"""
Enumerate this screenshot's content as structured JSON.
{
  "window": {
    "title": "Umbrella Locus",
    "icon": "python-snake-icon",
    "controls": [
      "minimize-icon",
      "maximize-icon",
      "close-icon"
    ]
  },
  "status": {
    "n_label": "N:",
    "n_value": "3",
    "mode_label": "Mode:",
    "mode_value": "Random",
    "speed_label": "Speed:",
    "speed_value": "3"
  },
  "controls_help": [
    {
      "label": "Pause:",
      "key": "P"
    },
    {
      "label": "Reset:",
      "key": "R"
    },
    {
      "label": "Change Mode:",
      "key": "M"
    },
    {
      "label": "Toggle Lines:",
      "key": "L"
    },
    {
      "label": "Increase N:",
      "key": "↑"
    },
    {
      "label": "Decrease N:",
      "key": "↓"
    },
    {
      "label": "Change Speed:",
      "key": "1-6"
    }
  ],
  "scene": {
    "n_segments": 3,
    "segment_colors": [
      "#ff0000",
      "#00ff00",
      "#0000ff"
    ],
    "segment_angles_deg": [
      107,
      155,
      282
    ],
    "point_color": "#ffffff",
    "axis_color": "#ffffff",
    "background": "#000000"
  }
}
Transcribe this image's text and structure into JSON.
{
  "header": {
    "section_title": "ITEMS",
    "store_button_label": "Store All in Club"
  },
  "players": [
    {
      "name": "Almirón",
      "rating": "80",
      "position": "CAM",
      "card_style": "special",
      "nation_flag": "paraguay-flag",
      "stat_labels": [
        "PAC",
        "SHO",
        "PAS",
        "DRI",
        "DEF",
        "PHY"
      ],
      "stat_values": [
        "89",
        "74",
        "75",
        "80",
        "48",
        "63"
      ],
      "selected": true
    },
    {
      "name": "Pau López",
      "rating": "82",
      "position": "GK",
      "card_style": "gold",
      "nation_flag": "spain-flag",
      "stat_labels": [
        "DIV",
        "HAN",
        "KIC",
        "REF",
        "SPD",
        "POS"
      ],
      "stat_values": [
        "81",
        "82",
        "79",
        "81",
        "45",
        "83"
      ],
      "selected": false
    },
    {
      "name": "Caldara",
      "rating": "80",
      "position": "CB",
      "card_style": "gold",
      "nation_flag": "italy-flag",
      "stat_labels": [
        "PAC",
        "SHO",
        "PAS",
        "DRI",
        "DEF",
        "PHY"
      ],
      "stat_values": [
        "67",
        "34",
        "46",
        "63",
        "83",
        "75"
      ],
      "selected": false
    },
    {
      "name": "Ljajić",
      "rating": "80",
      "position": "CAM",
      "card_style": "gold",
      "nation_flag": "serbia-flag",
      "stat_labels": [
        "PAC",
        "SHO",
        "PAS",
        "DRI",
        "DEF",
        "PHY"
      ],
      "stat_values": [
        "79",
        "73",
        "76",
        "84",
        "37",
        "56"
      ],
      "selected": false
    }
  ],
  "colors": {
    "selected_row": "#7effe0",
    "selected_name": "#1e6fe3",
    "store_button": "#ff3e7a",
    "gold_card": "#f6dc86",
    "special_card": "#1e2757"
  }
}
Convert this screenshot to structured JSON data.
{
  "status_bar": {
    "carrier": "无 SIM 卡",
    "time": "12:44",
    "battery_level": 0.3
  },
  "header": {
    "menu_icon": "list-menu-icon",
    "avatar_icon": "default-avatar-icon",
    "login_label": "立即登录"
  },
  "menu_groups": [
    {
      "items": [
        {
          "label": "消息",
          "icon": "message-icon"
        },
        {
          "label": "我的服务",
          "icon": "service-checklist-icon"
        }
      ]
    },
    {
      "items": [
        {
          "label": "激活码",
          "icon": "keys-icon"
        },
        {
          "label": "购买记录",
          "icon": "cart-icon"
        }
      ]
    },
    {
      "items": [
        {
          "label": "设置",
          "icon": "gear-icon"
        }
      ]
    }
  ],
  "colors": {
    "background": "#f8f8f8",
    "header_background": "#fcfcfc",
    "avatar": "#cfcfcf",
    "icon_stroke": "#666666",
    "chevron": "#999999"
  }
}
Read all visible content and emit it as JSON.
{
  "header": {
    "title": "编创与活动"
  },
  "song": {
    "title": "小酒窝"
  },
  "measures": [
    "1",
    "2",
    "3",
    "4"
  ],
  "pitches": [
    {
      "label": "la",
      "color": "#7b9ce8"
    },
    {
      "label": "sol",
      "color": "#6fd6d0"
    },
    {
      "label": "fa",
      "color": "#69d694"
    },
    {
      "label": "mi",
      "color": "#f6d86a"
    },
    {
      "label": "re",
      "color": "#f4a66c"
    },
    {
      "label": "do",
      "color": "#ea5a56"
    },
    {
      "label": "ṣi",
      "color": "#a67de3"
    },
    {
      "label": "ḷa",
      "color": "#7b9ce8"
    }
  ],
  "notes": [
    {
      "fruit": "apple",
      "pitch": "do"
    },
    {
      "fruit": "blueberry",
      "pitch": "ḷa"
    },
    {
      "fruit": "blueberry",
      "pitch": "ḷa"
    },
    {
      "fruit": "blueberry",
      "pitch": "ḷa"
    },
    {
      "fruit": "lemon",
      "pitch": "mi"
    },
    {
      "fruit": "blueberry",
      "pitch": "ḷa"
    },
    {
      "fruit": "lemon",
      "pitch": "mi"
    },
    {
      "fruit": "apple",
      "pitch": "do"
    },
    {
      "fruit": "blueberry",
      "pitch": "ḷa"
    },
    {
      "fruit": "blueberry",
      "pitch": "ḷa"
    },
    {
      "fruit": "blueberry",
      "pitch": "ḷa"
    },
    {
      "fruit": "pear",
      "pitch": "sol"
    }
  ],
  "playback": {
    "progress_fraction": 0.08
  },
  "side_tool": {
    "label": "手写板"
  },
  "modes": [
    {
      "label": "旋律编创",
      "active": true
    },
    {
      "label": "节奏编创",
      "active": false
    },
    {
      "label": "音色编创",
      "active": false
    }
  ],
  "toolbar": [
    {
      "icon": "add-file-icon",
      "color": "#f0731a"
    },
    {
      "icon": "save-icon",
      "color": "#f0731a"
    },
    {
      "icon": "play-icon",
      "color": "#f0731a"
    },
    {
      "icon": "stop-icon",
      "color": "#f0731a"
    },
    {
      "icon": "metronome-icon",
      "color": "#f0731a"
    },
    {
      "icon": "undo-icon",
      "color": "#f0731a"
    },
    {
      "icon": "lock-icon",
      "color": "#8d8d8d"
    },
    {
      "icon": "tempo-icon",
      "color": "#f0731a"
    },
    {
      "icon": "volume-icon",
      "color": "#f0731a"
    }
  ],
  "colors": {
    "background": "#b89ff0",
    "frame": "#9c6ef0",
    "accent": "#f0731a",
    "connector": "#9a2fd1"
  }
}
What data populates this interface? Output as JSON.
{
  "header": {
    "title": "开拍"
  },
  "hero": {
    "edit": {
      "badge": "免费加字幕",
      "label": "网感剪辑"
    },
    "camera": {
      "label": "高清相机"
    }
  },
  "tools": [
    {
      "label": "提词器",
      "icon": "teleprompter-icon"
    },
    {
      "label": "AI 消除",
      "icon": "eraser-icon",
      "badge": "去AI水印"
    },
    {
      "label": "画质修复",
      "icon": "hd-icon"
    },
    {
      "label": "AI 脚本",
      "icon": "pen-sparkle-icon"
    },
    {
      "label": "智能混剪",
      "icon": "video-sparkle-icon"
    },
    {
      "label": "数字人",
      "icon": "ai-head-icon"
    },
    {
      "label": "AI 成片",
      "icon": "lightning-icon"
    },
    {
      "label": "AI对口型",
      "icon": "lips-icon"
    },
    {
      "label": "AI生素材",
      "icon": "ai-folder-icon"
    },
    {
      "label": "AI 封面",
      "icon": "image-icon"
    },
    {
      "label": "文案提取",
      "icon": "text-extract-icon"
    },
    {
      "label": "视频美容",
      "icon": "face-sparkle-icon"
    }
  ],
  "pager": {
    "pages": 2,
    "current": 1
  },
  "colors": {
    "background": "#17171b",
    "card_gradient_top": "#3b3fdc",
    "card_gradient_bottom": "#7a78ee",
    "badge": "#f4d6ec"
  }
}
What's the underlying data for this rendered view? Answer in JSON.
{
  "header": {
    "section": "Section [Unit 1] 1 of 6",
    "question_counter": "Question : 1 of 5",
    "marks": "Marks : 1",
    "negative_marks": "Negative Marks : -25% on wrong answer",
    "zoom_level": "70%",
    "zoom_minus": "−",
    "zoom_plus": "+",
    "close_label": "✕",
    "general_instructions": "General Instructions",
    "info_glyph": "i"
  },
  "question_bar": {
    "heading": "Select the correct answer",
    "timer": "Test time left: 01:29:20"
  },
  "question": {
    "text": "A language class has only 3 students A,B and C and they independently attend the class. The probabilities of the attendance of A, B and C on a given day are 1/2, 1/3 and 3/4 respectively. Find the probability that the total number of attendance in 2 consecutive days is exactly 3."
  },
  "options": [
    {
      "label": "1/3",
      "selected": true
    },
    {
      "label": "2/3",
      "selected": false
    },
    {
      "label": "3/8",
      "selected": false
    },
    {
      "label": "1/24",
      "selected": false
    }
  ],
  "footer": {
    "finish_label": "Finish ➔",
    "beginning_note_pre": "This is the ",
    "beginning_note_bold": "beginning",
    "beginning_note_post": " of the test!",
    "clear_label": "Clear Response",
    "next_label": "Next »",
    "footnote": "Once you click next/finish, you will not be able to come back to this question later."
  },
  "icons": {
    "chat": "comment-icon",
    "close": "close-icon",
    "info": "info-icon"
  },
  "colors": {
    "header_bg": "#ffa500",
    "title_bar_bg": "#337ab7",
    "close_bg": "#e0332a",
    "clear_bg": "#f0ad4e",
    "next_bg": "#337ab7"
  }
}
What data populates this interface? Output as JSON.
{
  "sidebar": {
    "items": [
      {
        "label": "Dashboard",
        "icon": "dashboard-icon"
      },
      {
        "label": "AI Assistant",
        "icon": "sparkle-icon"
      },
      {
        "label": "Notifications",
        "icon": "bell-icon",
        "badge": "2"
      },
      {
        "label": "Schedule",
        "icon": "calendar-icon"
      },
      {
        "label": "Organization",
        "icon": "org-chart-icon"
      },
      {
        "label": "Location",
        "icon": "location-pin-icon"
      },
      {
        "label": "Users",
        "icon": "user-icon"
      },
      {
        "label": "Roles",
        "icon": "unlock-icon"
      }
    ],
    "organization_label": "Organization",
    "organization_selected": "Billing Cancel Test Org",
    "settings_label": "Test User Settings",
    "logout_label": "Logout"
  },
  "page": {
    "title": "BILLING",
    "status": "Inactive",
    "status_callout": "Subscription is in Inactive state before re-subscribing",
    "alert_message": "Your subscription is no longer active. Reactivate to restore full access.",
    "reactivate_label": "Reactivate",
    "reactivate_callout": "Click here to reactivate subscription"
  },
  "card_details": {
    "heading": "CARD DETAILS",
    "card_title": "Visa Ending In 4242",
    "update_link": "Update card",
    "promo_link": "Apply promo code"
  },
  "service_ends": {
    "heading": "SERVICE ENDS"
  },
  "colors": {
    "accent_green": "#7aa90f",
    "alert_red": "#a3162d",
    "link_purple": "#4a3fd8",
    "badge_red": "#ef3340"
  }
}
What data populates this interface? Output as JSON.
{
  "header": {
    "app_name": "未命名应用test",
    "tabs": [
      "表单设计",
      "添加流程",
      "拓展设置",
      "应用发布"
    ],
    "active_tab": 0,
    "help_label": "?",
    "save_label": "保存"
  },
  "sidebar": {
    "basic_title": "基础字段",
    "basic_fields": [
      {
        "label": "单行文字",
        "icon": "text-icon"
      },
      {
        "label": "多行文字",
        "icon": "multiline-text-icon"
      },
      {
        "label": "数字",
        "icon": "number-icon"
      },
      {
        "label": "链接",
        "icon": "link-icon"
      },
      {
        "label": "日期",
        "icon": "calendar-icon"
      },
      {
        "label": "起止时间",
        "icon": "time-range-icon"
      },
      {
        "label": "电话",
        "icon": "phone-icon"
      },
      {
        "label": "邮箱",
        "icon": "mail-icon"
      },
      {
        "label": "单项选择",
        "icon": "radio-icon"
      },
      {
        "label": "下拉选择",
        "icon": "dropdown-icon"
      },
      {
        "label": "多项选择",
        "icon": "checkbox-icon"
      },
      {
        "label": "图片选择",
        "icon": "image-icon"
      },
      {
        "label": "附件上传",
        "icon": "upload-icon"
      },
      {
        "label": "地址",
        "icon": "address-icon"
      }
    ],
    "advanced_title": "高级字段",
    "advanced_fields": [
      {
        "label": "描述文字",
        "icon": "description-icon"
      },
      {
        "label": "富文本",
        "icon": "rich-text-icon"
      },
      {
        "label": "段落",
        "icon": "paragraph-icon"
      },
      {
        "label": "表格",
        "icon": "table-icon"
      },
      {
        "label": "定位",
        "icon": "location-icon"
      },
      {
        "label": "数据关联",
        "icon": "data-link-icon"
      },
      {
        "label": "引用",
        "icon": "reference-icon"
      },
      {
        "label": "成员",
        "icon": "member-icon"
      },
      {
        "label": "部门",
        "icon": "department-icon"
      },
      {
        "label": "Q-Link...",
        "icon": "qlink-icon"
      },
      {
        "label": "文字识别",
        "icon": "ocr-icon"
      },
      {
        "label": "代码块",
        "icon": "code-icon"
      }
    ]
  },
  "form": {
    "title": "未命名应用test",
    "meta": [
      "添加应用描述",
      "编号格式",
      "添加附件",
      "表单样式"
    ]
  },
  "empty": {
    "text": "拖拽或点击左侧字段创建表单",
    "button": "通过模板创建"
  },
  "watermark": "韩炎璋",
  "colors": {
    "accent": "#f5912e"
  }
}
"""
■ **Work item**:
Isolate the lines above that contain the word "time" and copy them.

■ **Problem solution**:
    "time": "12:44",
    "timer": "Test time left: 01:29:20"
        "icon": "time-range-icon"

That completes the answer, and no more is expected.